### SUPPLIED ENTRIES
»»

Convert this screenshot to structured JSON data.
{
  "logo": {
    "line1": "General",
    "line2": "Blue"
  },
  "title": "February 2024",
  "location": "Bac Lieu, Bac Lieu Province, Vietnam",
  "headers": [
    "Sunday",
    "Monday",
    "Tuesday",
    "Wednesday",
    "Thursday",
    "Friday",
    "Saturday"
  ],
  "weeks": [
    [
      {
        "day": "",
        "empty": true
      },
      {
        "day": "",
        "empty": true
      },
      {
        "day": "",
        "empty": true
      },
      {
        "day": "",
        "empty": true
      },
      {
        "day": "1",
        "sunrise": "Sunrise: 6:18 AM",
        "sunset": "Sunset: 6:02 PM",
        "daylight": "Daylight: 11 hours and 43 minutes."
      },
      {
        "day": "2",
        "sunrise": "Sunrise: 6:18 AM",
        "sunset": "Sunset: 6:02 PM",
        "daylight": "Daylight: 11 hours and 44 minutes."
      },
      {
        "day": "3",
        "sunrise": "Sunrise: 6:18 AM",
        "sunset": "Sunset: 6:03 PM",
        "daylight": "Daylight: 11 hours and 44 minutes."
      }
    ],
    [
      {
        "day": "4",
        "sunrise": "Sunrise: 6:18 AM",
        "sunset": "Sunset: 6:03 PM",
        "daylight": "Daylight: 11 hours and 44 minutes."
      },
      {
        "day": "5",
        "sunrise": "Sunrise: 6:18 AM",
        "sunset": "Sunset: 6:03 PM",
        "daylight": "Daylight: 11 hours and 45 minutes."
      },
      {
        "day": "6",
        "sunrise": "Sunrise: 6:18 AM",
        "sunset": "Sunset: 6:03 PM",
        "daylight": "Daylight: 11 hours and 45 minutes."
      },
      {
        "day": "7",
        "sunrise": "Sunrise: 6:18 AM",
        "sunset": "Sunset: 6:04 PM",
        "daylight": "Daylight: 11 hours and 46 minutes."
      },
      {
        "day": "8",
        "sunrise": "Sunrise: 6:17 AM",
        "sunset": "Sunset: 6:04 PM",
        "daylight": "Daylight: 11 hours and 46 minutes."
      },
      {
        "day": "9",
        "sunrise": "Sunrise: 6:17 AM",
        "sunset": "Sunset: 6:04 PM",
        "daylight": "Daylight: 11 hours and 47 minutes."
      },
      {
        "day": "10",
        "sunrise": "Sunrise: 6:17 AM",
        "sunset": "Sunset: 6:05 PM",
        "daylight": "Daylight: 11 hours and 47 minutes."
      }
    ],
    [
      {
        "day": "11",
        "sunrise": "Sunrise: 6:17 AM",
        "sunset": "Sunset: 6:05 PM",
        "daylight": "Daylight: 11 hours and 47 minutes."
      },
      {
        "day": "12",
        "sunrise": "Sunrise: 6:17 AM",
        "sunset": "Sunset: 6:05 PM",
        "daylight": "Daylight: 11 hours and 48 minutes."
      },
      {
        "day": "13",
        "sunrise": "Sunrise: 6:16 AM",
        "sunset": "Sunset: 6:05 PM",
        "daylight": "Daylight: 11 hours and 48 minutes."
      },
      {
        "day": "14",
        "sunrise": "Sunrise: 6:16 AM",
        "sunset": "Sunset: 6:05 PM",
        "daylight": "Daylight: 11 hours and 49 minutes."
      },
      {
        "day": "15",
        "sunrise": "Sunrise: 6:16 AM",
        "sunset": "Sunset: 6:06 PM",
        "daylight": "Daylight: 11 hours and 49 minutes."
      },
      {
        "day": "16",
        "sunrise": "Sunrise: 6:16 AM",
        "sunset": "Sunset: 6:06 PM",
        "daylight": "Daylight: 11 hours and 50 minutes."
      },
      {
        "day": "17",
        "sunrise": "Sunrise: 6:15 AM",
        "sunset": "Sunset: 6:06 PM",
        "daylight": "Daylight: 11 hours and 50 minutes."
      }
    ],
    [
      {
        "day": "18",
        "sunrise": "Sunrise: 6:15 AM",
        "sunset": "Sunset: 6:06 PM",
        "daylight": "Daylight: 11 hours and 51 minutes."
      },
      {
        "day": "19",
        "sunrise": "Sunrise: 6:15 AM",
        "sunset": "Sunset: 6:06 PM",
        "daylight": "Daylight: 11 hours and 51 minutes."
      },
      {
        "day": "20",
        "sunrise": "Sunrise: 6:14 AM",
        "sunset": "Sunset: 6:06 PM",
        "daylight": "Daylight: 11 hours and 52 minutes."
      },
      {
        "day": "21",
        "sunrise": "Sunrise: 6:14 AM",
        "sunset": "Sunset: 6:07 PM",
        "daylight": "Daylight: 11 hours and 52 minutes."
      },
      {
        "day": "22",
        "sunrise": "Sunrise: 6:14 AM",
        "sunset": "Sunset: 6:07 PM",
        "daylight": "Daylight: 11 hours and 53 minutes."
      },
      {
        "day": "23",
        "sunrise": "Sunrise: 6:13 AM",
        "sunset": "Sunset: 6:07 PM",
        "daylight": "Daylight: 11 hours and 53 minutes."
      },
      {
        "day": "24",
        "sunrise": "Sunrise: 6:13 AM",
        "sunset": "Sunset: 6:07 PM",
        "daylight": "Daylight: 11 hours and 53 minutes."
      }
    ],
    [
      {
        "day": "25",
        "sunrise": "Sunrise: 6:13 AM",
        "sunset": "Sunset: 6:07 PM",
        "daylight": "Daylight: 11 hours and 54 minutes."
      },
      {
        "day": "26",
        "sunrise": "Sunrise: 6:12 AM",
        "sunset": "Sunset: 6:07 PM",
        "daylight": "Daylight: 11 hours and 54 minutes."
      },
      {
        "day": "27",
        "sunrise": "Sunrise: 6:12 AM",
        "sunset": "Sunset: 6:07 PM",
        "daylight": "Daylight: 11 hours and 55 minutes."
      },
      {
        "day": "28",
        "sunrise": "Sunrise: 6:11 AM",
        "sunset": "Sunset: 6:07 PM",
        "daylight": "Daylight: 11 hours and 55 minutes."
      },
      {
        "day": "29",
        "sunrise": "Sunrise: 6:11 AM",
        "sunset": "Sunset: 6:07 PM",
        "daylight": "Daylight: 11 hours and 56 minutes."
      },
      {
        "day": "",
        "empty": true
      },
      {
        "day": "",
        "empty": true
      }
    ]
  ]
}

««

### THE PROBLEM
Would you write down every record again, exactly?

### COMPLETED TASK
Convert this screenshot to structured JSON data.
{
  "logo": {
    "line1": "General",
    "line2": "Blue"
  },
  "title": "February 2024",
  "location": "Bac Lieu, Bac Lieu Province, Vietnam",
  "headers": [
    "Sunday",
    "Monday",
    "Tuesday",
    "Wednesday",
    "Thursday",
    "Friday",
    "Saturday"
  ],
  "weeks": [
    [
      {
        "day": "",
        "empty": true
      },
      {
        "day": "",
        "empty": true
      },
      {
        "day": "",
        "empty": true
      },
      {
        "day": "",
        "empty": true
      },
      {
        "day": "1",
        "sunrise": "Sunrise: 6:18 AM",
        "sunset": "Sunset: 6:02 PM",
        "daylight": "Daylight: 11 hours and 43 minutes."
      },
      {
        "day": "2",
        "sunrise": "Sunrise: 6:18 AM",
        "sunset": "Sunset: 6:02 PM",
        "daylight": "Daylight: 11 hours and 44 minutes."
      },
      {
        "day": "3",
        "sunrise": "Sunrise: 6:18 AM",
        "sunset": "Sunset: 6:03 PM",
        "daylight": "Daylight: 11 hours and 44 minutes."
      }
    ],
    [
      {
        "day": "4",
        "sunrise": "Sunrise: 6:18 AM",
        "sunset": "Sunset: 6:03 PM",
        "daylight": "Daylight: 11 hours and 44 minutes."
      },
      {
        "day": "5",
        "sunrise": "Sunrise: 6:18 AM",
        "sunset": "Sunset: 6:03 PM",
        "daylight": "Daylight: 11 hours and 45 minutes."
      },
      {
        "day": "6",
        "sunrise": "Sunrise: 6:18 AM",
        "sunset": "Sunset: 6:03 PM",
        "daylight": "Daylight: 11 hours and 45 minutes."
      },
      {
        "day": "7",
        "sunrise": "Sunrise: 6:18 AM",
        "sunset": "Sunset: 6:04 PM",
        "daylight": "Daylight: 11 hours and 46 minutes."
      },
      {
        "day": "8",
        "sunrise": "Sunrise: 6:17 AM",
        "sunset": "Sunset: 6:04 PM",
        "daylight": "Daylight: 11 hours and 46 minutes."
      },
      {
        "day": "9",
        "sunrise": "Sunrise: 6:17 AM",
        "sunset": "Sunset: 6:04 PM",
        "daylight": "Daylight: 11 hours and 47 minutes."
      },
      {
        "day": "10",
        "sunrise": "Sunrise: 6:17 AM",
        "sunset": "Sunset: 6:05 PM",
        "daylight": "Daylight: 11 hours and 47 minutes."
      }
    ],
    [
      {
        "day": "11",
        "sunrise": "Sunrise: 6:17 AM",
        "sunset": "Sunset: 6:05 PM",
        "daylight": "Daylight: 11 hours and 47 minutes."
      },
      {
        "day": "12",
        "sunrise": "Sunrise: 6:17 AM",
        "sunset": "Sunset: 6:05 PM",
        "daylight": "Daylight: 11 hours and 48 minutes."
      },
      {
        "day": "13",
        "sunrise": "Sunrise: 6:16 AM",
        "sunset": "Sunset: 6:05 PM",
        "daylight": "Daylight: 11 hours and 48 minutes."
      },
      {
        "day": "14",
        "sunrise": "Sunrise: 6:16 AM",
        "sunset": "Sunset: 6:05 PM",
        "daylight": "Daylight: 11 hours and 49 minutes."
      },
      {
        "day": "15",
        "sunrise": "Sunrise: 6:16 AM",
        "sunset": "Sunset: 6:06 PM",
        "daylight": "Daylight: 11 hours and 49 minutes."
      },
      {
        "day": "16",
        "sunrise": "Sunrise: 6:16 AM",
        "sunset": "Sunset: 6:06 PM",
        "daylight": "Daylight: 11 hours and 50 minutes."
      },
      {
        "day": "17",
        "sunrise": "Sunrise: 6:15 AM",
        "sunset": "Sunset: 6:06 PM",
        "daylight": "Daylight: 11 hours and 50 minutes."
      }
    ],
    [
      {
        "day": "18",
        "sunrise": "Sunrise: 6:15 AM",
        "sunset": "Sunset: 6:06 PM",
        "daylight": "Daylight: 11 hours and 51 minutes."
      },
      {
        "day": "19",
        "sunrise": "Sunrise: 6:15 AM",
        "sunset": "Sunset: 6:06 PM",
        "daylight": "Daylight: 11 hours and 51 minutes."
      },
      {
        "day": "20",
        "sunrise": "Sunrise: 6:14 AM",
        "sunset": "Sunset: 6:06 PM",
        "daylight": "Daylight: 11 hours and 52 minutes."
      },
      {
        "day": "21",
        "sunrise": "Sunrise: 6:14 AM",
        "sunset": "Sunset: 6:07 PM",
        "daylight": "Daylight: 11 hours and 52 minutes."
      },
      {
        "day": "22",
        "sunrise": "Sunrise: 6:14 AM",
        "sunset": "Sunset: 6:07 PM",
        "daylight": "Daylight: 11 hours and 53 minutes."
      },
      {
        "day": "23",
        "sunrise": "Sunrise: 6:13 AM",
        "sunset": "Sunset: 6:07 PM",
        "daylight": "Daylight: 11 hours and 53 minutes."
      },
      {
        "day": "24",
        "sunrise": "Sunrise: 6:13 AM",
        "sunset": "Sunset: 6:07 PM",
        "daylight": "Daylight: 11 hours and 53 minutes."
      }
    ],
    [
      {
        "day": "25",
        "sunrise": "Sunrise: 6:13 AM",
        "sunset": "Sunset: 6:07 PM",
        "daylight": "Daylight: 11 hours and 54 minutes."
      },
      {
        "day": "26",
        "sunrise": "Sunrise: 6:12 AM",
        "sunset": "Sunset: 6:07 PM",
        "daylight": "Daylight: 11 hours and 54 minutes."
      },
      {
        "day": "27",
        "sunrise": "Sunrise: 6:12 AM",
        "sunset": "Sunset: 6:07 PM",
        "daylight": "Daylight: 11 hours and 55 minutes."
      },
      {
        "day": "28",
        "sunrise": "Sunrise: 6:11 AM",
        "sunset": "Sunset: 6:07 PM",
        "daylight": "Daylight: 11 hours and 55 minutes."
      },
      {
        "day": "29",
        "sunrise": "Sunrise: 6:11 AM",
        "sunset": "Sunset: 6:07 PM",
        "daylight": "Daylight: 11 hours and 56 minutes."
      },
      {
        "day": "",
        "empty": true
      },
      {
        "day": "",
        "empty": true
      }
    ]
  ]
}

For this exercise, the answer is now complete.